Two red foxes brought Amy Shutt back to life.
After initially deciding to study photography at LSU, she switched gears to pursue a degree in philosophy instead. By spring 2007, she had barely touched her camera in three years.
She was 32, living near the LSU lakes with her then 11-year-old daughter Logan and running an online retail business. One day, Shutt was driving home with her daughter when she exclaimed, “Mom, I think I just saw a fox!” It had popped its copper head up out of a drainage pipe in a ditch near their home. Shutt had only seen one fox in real life before, back when she was a teenager. She went home to grab her simple point-and-shoot camera.
That day, she snapped photos for the first time in a long time—of the adult female fox as well as its tiny fox kit. Shutt and her daughter began watching the family often during sunsets. To her, it was magic. They were magic. She never put her camera down after that.
“They made me get back into photography,” Shutt says. “I feel like I owe them something because they brought me back to where my heart was. I wouldn’t be doing any of what I’m doing were it not for that family of foxes.”
Now 43, she lives the life of a full-time photographer, including as a contributing photographer for 225. She happily traverses the globe, from Baton Rouge to Prince Edward Island to Kenya, taking photos of the wildlife in each locale.
She decided to officially blend her passions for photography and foxes early last year with The Canid Project, a venture combining rehabilitation and wildlife science with photography and writing.
Much of the wildlife she photographs, particularly in Baton Rouge and on Prince Edward Island, is red and gray foxes. During these excursions, she’s met other photographers and conservationists she says she wouldn’t have met otherwise if it weren’t for the canids uniting them. She realized then that photos were only one part of the canid story.
“I want to do more than just take a pretty picture,” Shutt says. “I’m doing a lot of research on these animals. I want to know their natural histories and understand their behaviors and their habitats. I don’t want to be someone who takes pictures, comes home and posts them online, and that’s it. I want to do more.”
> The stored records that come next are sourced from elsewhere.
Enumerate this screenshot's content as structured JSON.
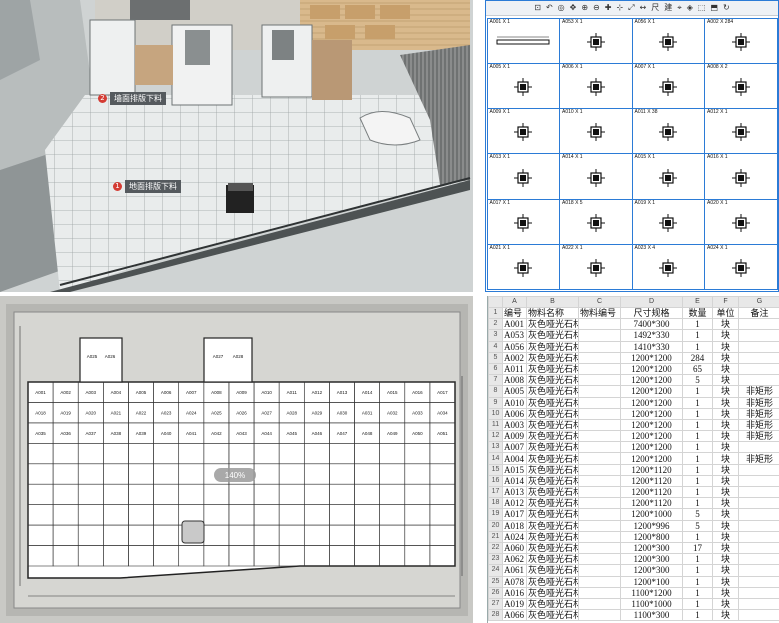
{
  "view3d": {
    "tags": [
      {
        "num": "2",
        "label": "墙面排版下料"
      },
      {
        "num": "1",
        "label": "地面排版下料"
      }
    ]
  },
  "cad": {
    "toolbar": [
      "⊡",
      "↶",
      "◎",
      "✥",
      "⊕",
      "⊖",
      "✚",
      "⊹",
      "⤢",
      "↔",
      "尺",
      "建",
      "⌖",
      "◈",
      "⬚",
      "⬒",
      "↻"
    ],
    "cells": [
      {
        "title": "A001 X 1",
        "foot": "",
        "shape": "bar"
      },
      {
        "title": "A053 X 1",
        "foot": "",
        "shape": "tile"
      },
      {
        "title": "A056 X 1",
        "foot": "",
        "shape": "tile"
      },
      {
        "title": "A002 X 284",
        "foot": "",
        "shape": "tile"
      },
      {
        "title": "A005 X 1",
        "foot": "",
        "shape": "tile"
      },
      {
        "title": "A006 X 1",
        "foot": "",
        "shape": "tile"
      },
      {
        "title": "A007 X 1",
        "foot": "",
        "shape": "tile"
      },
      {
        "title": "A008 X 2",
        "foot": "",
        "shape": "tile"
      },
      {
        "title": "A009 X 1",
        "foot": "",
        "shape": "tile"
      },
      {
        "title": "A010 X 1",
        "foot": "",
        "shape": "tile"
      },
      {
        "title": "A011 X 38",
        "foot": "",
        "shape": "tile"
      },
      {
        "title": "A012 X 1",
        "foot": "",
        "shape": "tile"
      },
      {
        "title": "A013 X 1",
        "foot": "",
        "shape": "tile"
      },
      {
        "title": "A014 X 1",
        "foot": "",
        "shape": "tile"
      },
      {
        "title": "A015 X 1",
        "foot": "",
        "shape": "tile"
      },
      {
        "title": "A016 X 1",
        "foot": "",
        "shape": "tile"
      },
      {
        "title": "A017 X 1",
        "foot": "",
        "shape": "tile"
      },
      {
        "title": "A018 X 5",
        "foot": "",
        "shape": "tile"
      },
      {
        "title": "A019 X 1",
        "foot": "",
        "shape": "tile"
      },
      {
        "title": "A020 X 1",
        "foot": "",
        "shape": "tile"
      },
      {
        "title": "A021 X 1",
        "foot": "",
        "shape": "tile"
      },
      {
        "title": "A022 X 1",
        "foot": "",
        "shape": "tile"
      },
      {
        "title": "A023 X 4",
        "foot": "",
        "shape": "tile"
      },
      {
        "title": "A024 X 1",
        "foot": "",
        "shape": "tile"
      }
    ]
  },
  "plan": {
    "zoom_label": "140%",
    "rows": [
      [
        "A001",
        "A002",
        "A003",
        "A004",
        "A005",
        "A006",
        "A007",
        "A008",
        "A009",
        "A010",
        "A011",
        "A012",
        "A013",
        "A014",
        "A015",
        "A016",
        "A017"
      ],
      [
        "A018",
        "A019",
        "A020",
        "A021",
        "A022",
        "A023",
        "A024",
        "A025",
        "A026",
        "A027",
        "A028",
        "A029",
        "A030",
        "A031",
        "A032",
        "A033",
        "A034"
      ],
      [
        "A035",
        "A036",
        "A037",
        "A038",
        "A039",
        "A040",
        "A041",
        "A042",
        "A043",
        "A044",
        "A045",
        "A046",
        "A047",
        "A048",
        "A049",
        "A050",
        "A051"
      ]
    ],
    "top_labels": [
      "A025",
      "A026",
      "A027",
      "A028"
    ]
  },
  "sheet": {
    "col_letters": [
      "A",
      "B",
      "C",
      "D",
      "E",
      "F",
      "G"
    ],
    "header": [
      "编号",
      "物料名称",
      "物料编号",
      "尺寸规格",
      "数量",
      "单位",
      "备注"
    ],
    "rows": [
      [
        "A001",
        "灰色哑光石材",
        "",
        "7400*300",
        "1",
        "块",
        ""
      ],
      [
        "A053",
        "灰色哑光石材",
        "",
        "1492*330",
        "1",
        "块",
        ""
      ],
      [
        "A056",
        "灰色哑光石材",
        "",
        "1410*330",
        "1",
        "块",
        ""
      ],
      [
        "A002",
        "灰色哑光石材",
        "",
        "1200*1200",
        "284",
        "块",
        ""
      ],
      [
        "A011",
        "灰色哑光石材",
        "",
        "1200*1200",
        "65",
        "块",
        ""
      ],
      [
        "A008",
        "灰色哑光石材",
        "",
        "1200*1200",
        "5",
        "块",
        ""
      ],
      [
        "A005",
        "灰色哑光石材",
        "",
        "1200*1200",
        "1",
        "块",
        "非矩形"
      ],
      [
        "A010",
        "灰色哑光石材",
        "",
        "1200*1200",
        "1",
        "块",
        "非矩形"
      ],
      [
        "A006",
        "灰色哑光石材",
        "",
        "1200*1200",
        "1",
        "块",
        "非矩形"
      ],
      [
        "A003",
        "灰色哑光石材",
        "",
        "1200*1200",
        "1",
        "块",
        "非矩形"
      ],
      [
        "A009",
        "灰色哑光石材",
        "",
        "1200*1200",
        "1",
        "块",
        "非矩形"
      ],
      [
        "A007",
        "灰色哑光石材",
        "",
        "1200*1200",
        "1",
        "块",
        ""
      ],
      [
        "A004",
        "灰色哑光石材",
        "",
        "1200*1200",
        "1",
        "块",
        "非矩形"
      ],
      [
        "A015",
        "灰色哑光石材",
        "",
        "1200*1120",
        "1",
        "块",
        ""
      ],
      [
        "A014",
        "灰色哑光石材",
        "",
        "1200*1120",
        "1",
        "块",
        ""
      ],
      [
        "A013",
        "灰色哑光石材",
        "",
        "1200*1120",
        "1",
        "块",
        ""
      ],
      [
        "A012",
        "灰色哑光石材",
        "",
        "1200*1120",
        "1",
        "块",
        ""
      ],
      [
        "A017",
        "灰色哑光石材",
        "",
        "1200*1000",
        "5",
        "块",
        ""
      ],
      [
        "A018",
        "灰色哑光石材",
        "",
        "1200*996",
        "5",
        "块",
        ""
      ],
      [
        "A024",
        "灰色哑光石材",
        "",
        "1200*800",
        "1",
        "块",
        ""
      ],
      [
        "A060",
        "灰色哑光石材",
        "",
        "1200*300",
        "17",
        "块",
        ""
      ],
      [
        "A062",
        "灰色哑光石材",
        "",
        "1200*300",
        "1",
        "块",
        ""
      ],
      [
        "A061",
        "灰色哑光石材",
        "",
        "1200*300",
        "1",
        "块",
        ""
      ],
      [
        "A078",
        "灰色哑光石材",
        "",
        "1200*100",
        "1",
        "块",
        ""
      ],
      [
        "A016",
        "灰色哑光石材",
        "",
        "1100*1200",
        "1",
        "块",
        ""
      ],
      [
        "A019",
        "灰色哑光石材",
        "",
        "1100*1000",
        "1",
        "块",
        ""
      ],
      [
        "A066",
        "灰色哑光石材",
        "",
        "1100*300",
        "1",
        "块",
        ""
      ]
    ]
  }
}
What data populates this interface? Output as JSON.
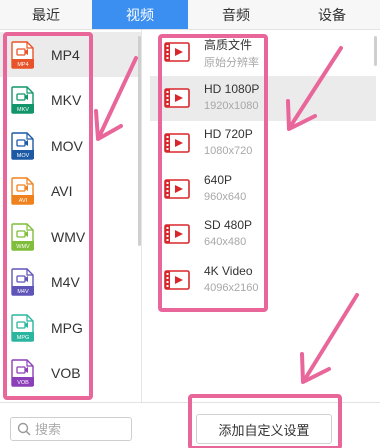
{
  "tabs": [
    {
      "label": "最近"
    },
    {
      "label": "视频"
    },
    {
      "label": "音频"
    },
    {
      "label": "设备"
    }
  ],
  "active_tab": "视频",
  "formats": [
    {
      "name": "MP4",
      "color": "#e8542a"
    },
    {
      "name": "MKV",
      "color": "#12956a"
    },
    {
      "name": "MOV",
      "color": "#1c5aa6"
    },
    {
      "name": "AVI",
      "color": "#f0821e"
    },
    {
      "name": "WMV",
      "color": "#7fbd3a"
    },
    {
      "name": "M4V",
      "color": "#5f55b8"
    },
    {
      "name": "MPG",
      "color": "#2cb59e"
    },
    {
      "name": "VOB",
      "color": "#8b3fb8"
    }
  ],
  "selected_format": "MP4",
  "presets": [
    {
      "title": "高质文件",
      "sub": "原始分辨率"
    },
    {
      "title": "HD 1080P",
      "sub": "1920x1080"
    },
    {
      "title": "HD 720P",
      "sub": "1080x720"
    },
    {
      "title": "640P",
      "sub": "960x640"
    },
    {
      "title": "SD 480P",
      "sub": "640x480"
    },
    {
      "title": "4K Video",
      "sub": "4096x2160"
    }
  ],
  "selected_preset": "HD 1080P",
  "search": {
    "placeholder": "搜索"
  },
  "custom_button": {
    "label": "添加自定义设置"
  },
  "colors": {
    "accent": "#3a8ff0",
    "annotation": "#e8669a",
    "preset_icon": "#d8272c"
  }
}
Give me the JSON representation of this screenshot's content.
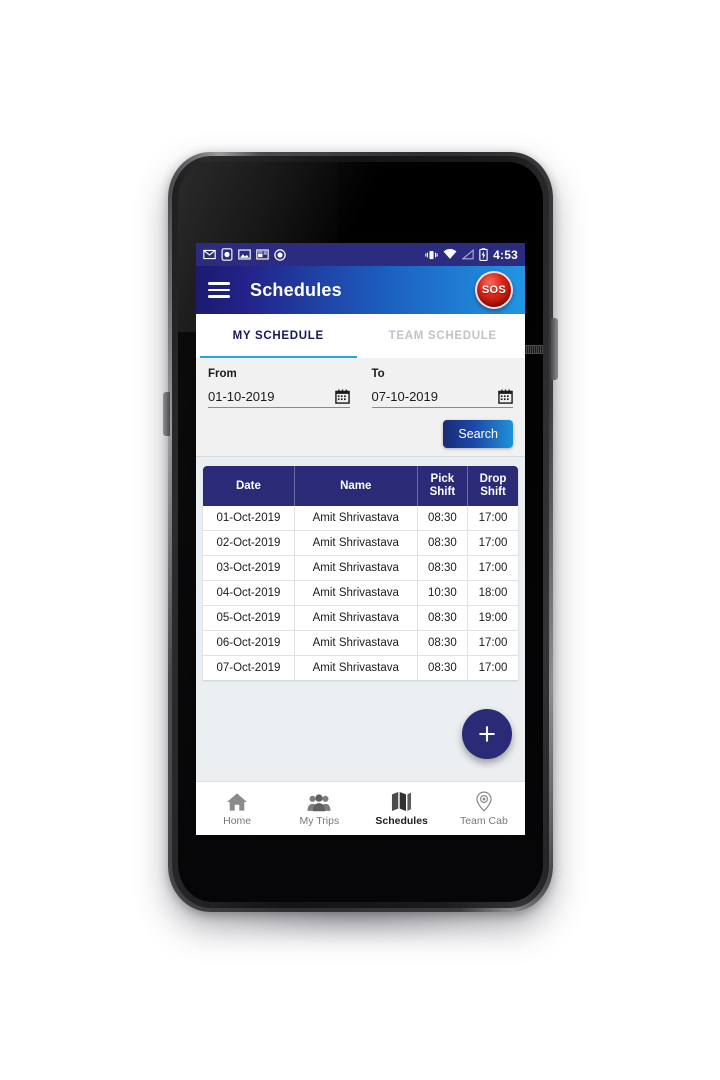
{
  "status_bar": {
    "time": "4:53",
    "left_icons": [
      "gmail-icon",
      "phone-contact-icon",
      "photo-icon",
      "news-icon",
      "circle-app-icon"
    ],
    "right_icons": [
      "vibrate-icon",
      "wifi-icon",
      "signal-icon",
      "battery-charging-icon"
    ]
  },
  "app_bar": {
    "title": "Schedules",
    "menu_icon": "hamburger-menu-icon",
    "sos_label": "SOS",
    "gradient_start": "#1b1b6f",
    "gradient_end": "#2196e3"
  },
  "tabs": [
    {
      "label": "MY SCHEDULE",
      "active": true
    },
    {
      "label": "TEAM SCHEDULE",
      "active": false
    }
  ],
  "filter": {
    "from_label": "From",
    "from_value": "01-10-2019",
    "to_label": "To",
    "to_value": "07-10-2019",
    "calendar_icon": "calendar-icon",
    "search_label": "Search"
  },
  "table": {
    "headers": [
      "Date",
      "Name",
      "Pick Shift",
      "Drop Shift"
    ],
    "rows": [
      {
        "date": "01-Oct-2019",
        "name": "Amit Shrivastava",
        "pick": "08:30",
        "drop": "17:00"
      },
      {
        "date": "02-Oct-2019",
        "name": "Amit Shrivastava",
        "pick": "08:30",
        "drop": "17:00"
      },
      {
        "date": "03-Oct-2019",
        "name": "Amit Shrivastava",
        "pick": "08:30",
        "drop": "17:00"
      },
      {
        "date": "04-Oct-2019",
        "name": "Amit Shrivastava",
        "pick": "10:30",
        "drop": "18:00"
      },
      {
        "date": "05-Oct-2019",
        "name": "Amit Shrivastava",
        "pick": "08:30",
        "drop": "19:00"
      },
      {
        "date": "06-Oct-2019",
        "name": "Amit Shrivastava",
        "pick": "08:30",
        "drop": "17:00"
      },
      {
        "date": "07-Oct-2019",
        "name": "Amit Shrivastava",
        "pick": "08:30",
        "drop": "17:00"
      }
    ]
  },
  "fab": {
    "icon": "plus-icon",
    "color": "#2a2a76"
  },
  "bottom_nav": [
    {
      "label": "Home",
      "icon": "home-icon",
      "active": false
    },
    {
      "label": "My Trips",
      "icon": "people-icon",
      "active": false
    },
    {
      "label": "Schedules",
      "icon": "map-icon",
      "active": true
    },
    {
      "label": "Team Cab",
      "icon": "location-pin-icon",
      "active": false
    }
  ]
}
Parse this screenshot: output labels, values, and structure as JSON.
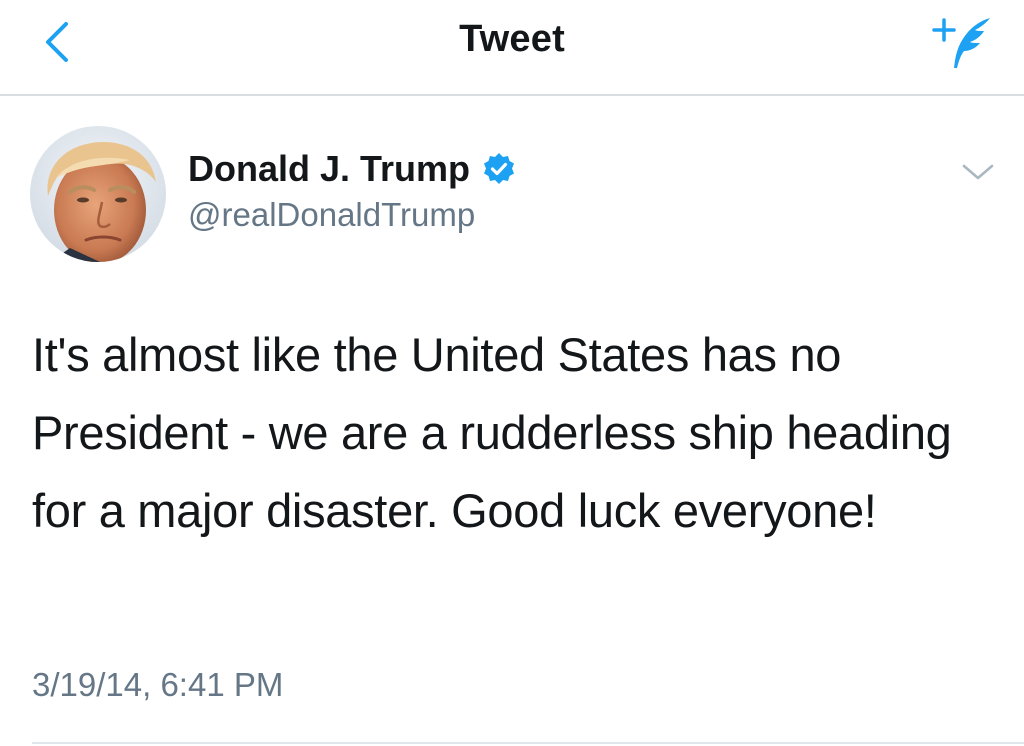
{
  "nav": {
    "title": "Tweet",
    "back_icon": "chevron-left-icon",
    "compose_icon": "compose-tweet-icon"
  },
  "tweet": {
    "author_name": "Donald J. Trump",
    "author_handle": "@realDonaldTrump",
    "verified": true,
    "text": "It's almost like the United States has no President - we are a rudderless ship heading for a major disaster. Good luck everyone!",
    "timestamp": "3/19/14, 6:41 PM"
  },
  "colors": {
    "accent": "#1da1f2",
    "text_primary": "#14171a",
    "text_secondary": "#657786",
    "divider": "#dadde0"
  }
}
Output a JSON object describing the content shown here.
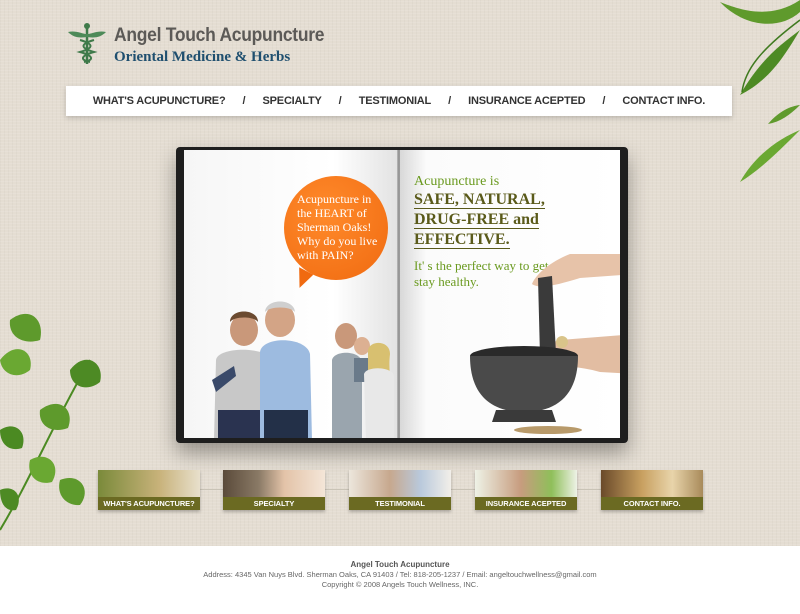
{
  "brand": {
    "title": "Angel Touch Acupuncture",
    "subtitle": "Oriental Medicine & Herbs",
    "logo_icon": "caduceus-icon"
  },
  "nav": {
    "items": [
      {
        "label": "WHAT'S ACUPUNCTURE?"
      },
      {
        "label": "SPECIALTY"
      },
      {
        "label": "TESTIMONIAL"
      },
      {
        "label": "INSURANCE ACEPTED"
      },
      {
        "label": "CONTACT INFO."
      }
    ],
    "separator": "/"
  },
  "book": {
    "bubble_text": "Acupuncture in the HEART of Sherman Oaks! Why do you live with PAIN?",
    "right_intro": "Acupuncture is",
    "right_big": [
      "SAFE, NATURAL,",
      "DRUG-FREE and",
      "EFFECTIVE."
    ],
    "right_tagline": "It' s the perfect way to get well and stay healthy."
  },
  "thumbnails": [
    {
      "label": "WHAT'S ACUPUNCTURE?"
    },
    {
      "label": "SPECIALTY"
    },
    {
      "label": "TESTIMONIAL"
    },
    {
      "label": "INSURANCE ACEPTED"
    },
    {
      "label": "CONTACT INFO."
    }
  ],
  "footer": {
    "title": "Angel Touch Acupuncture",
    "address": "Address: 4345 Van Nuys Blvd. Sherman Oaks, CA 91403 / Tel: 818-205-1237 / Email: angeltouchwellness@gmail.com",
    "copyright": "Copyright © 2008 Angels Touch Wellness, INC."
  },
  "colors": {
    "accent_orange": "#f06a10",
    "accent_green": "#6a9a1f",
    "olive_label": "#6b6a22",
    "brand_blue": "#1f4f6f"
  }
}
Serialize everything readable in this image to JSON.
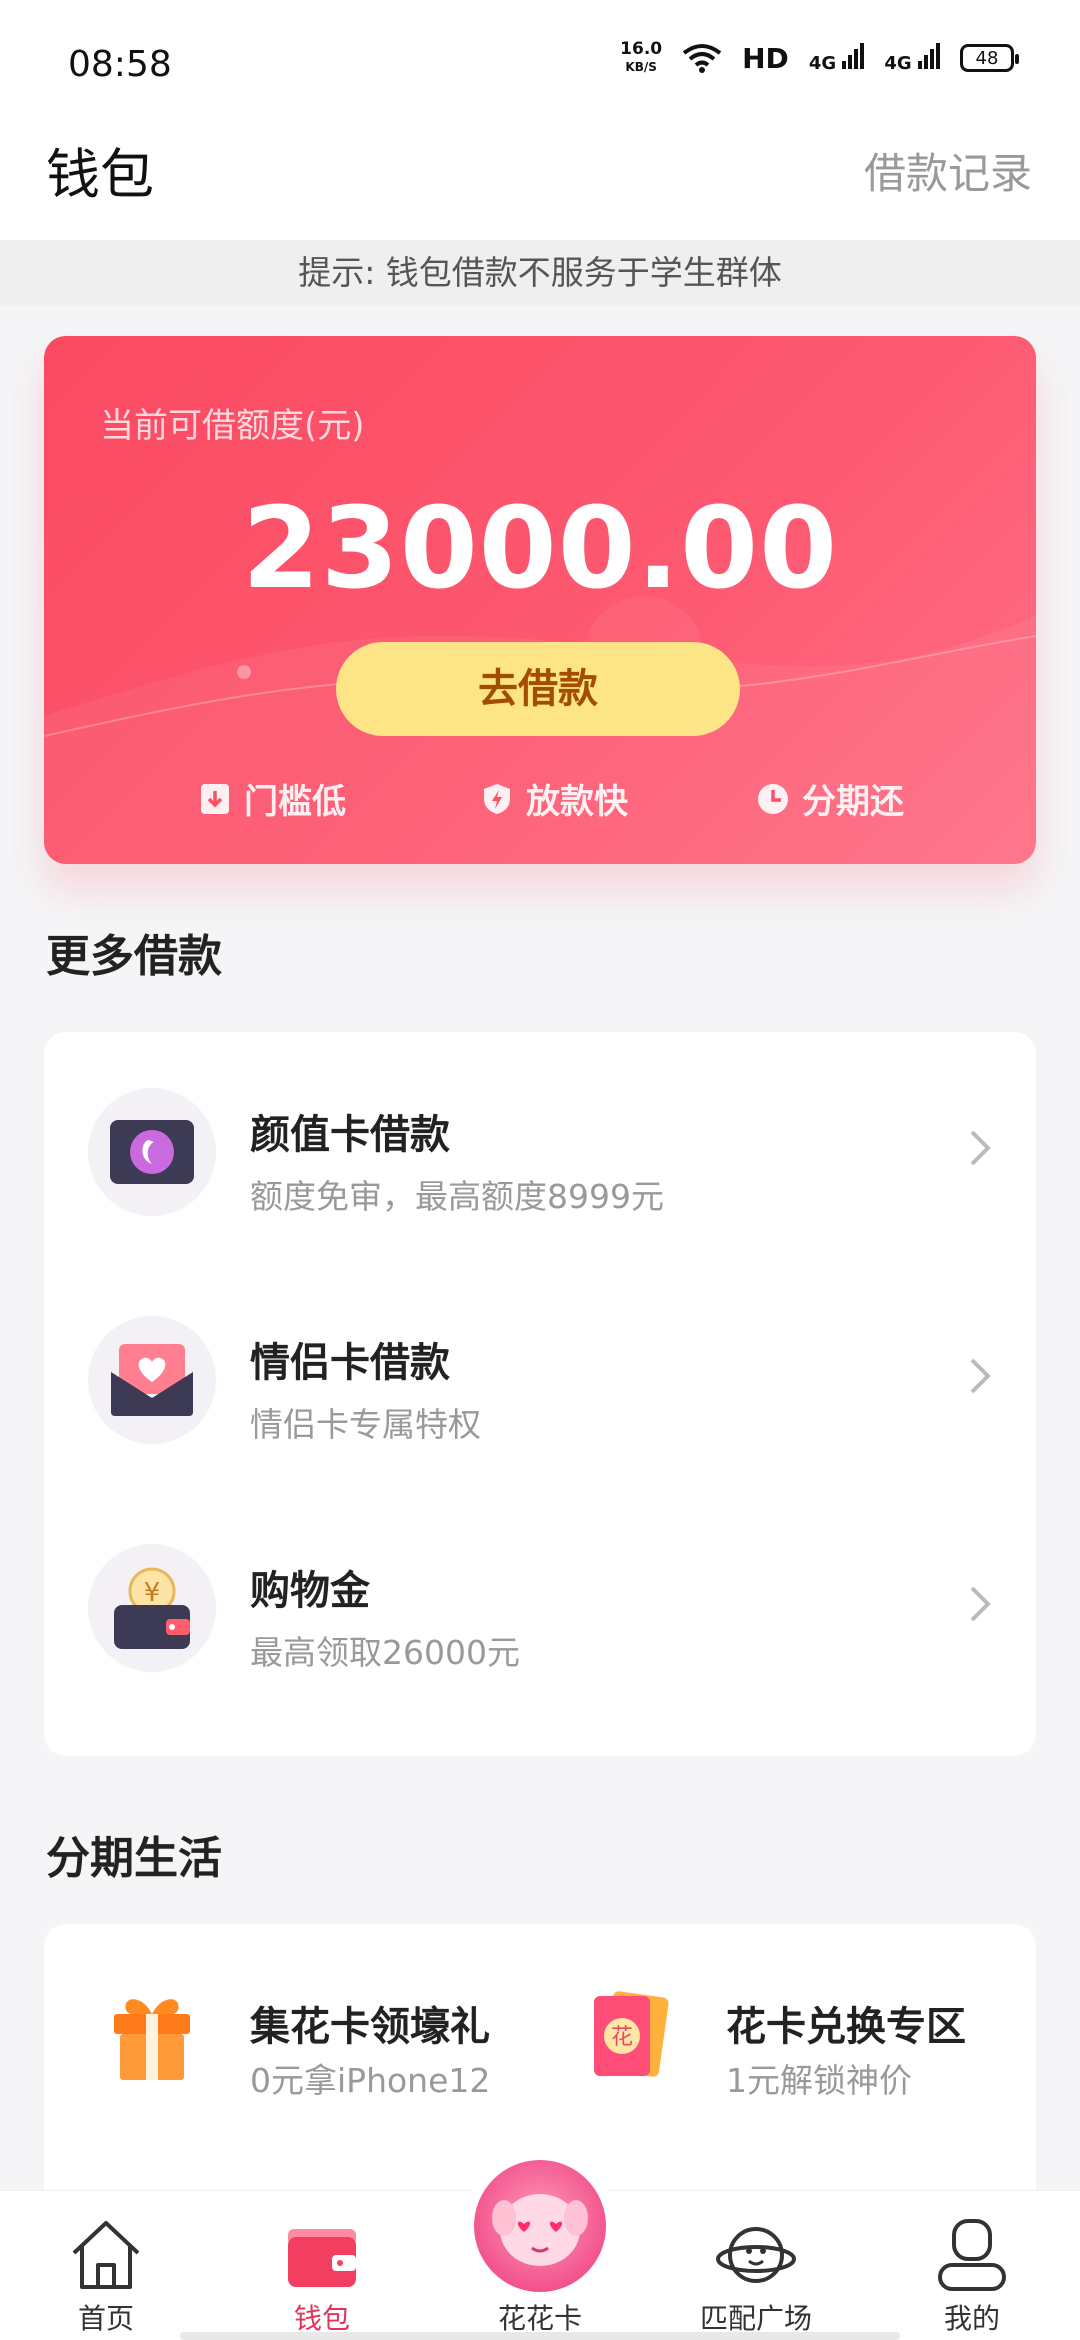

Since 2007, Shutt has been assisting with wildlife rehab as a volunteer with the wildlife sanctuary Wings of Hope in Livingston Parish. Last year, she got her own official rehab license with the Louisiana Department of Wildlife and Fisheries and began rehabbing foxes independently.
Imprinted on her memories are the five 8-week-old orphaned red fox kits she recently rehabilitated. Three of them were siblings from one litter. A nuisance wildlife operator had received a complaint about them in a residential area. He tried to trap the litter with the mother, but the mother and another kit escaped, leaving the three babies alone. Another fox kit was found sick in the middle of a road. One more young fox was confiscated from someone attempting to sell it. All of them were brought to Shutt.
“I raised them all as one litter,” she says. “It’s important that they’re raised together because that’s how they learn to be foxes. Some of their skills are innate, but as far as socializing and seeing other foxes, they need that.”
She cared for them in her facility on the outskirts of Baton Rouge. When they were 6 to 8 months old, she released the foxes into the woods of nearby St. Gabriel, where she had set up trail cameras to document their recoveries for as long as they remained in the area.
She registered her work with Wildlife and Fisheries as well, making her program the only one to provide species-specific fox rehabilitation in the state. She can also rehab coyotes.
After setting up the rehabilitation facility, she put together her own team of fellow photographers, biologists and conservationists, many of whom she had met through photography adventures, and launched The Canid Project in December 2016. The project was approved for nonprofit status in October of last year.
As the director, Shutt is aiming to promote wildlife conservation through photography and educational community outreach. While rehabilitation is essential to keeping orphaned and injured foxes and kits alive, photography also contributes greatly to that cause through awareness, Shutt says. Intimate wildlife photography can give people an understanding that they otherwise wouldn’t have about the teeming wildlife right in their backyards.
Shutt’s been doing everything from photographing resident foxes around Baton Rouge to going door-to-door helping educate residents who have discovered fox families living underneath their homes.
“Animals are not these ferocious beasts that want to hurt us,” she says. “I’m not trying to anthropomorphize them or put human qualities in them, but they absolutely have personalities and interact with each other in emotional ways.”
It’s been 10 years since that red fox and her kit near the LSU lakes changed Shutt’s trajectory. She pushes on with The Canid Project, her way of trying to give back to them the only way she can: creating a distinctive new wave of conservation for the state.
Those foxes took hold of her spirit that spring day. They’ve yet to let go.
IF YOU SEE A FOX
• Give it ample space. They can be curious but are rarely aggressive unless threatened. It’s a wild animal, after all.
• Don’t try to feed foxes. They hunt for food—usually small rodents—and putting out food only attracts other wild animals.
• Keep your pets on leashes or in secured enclosures. Close openings under porches or sheds, where foxes might make a home.
Learn more and find The Canid Project online at thecanidproject.com.
This article was originally published in the March 2018 issue of 225 Magazine.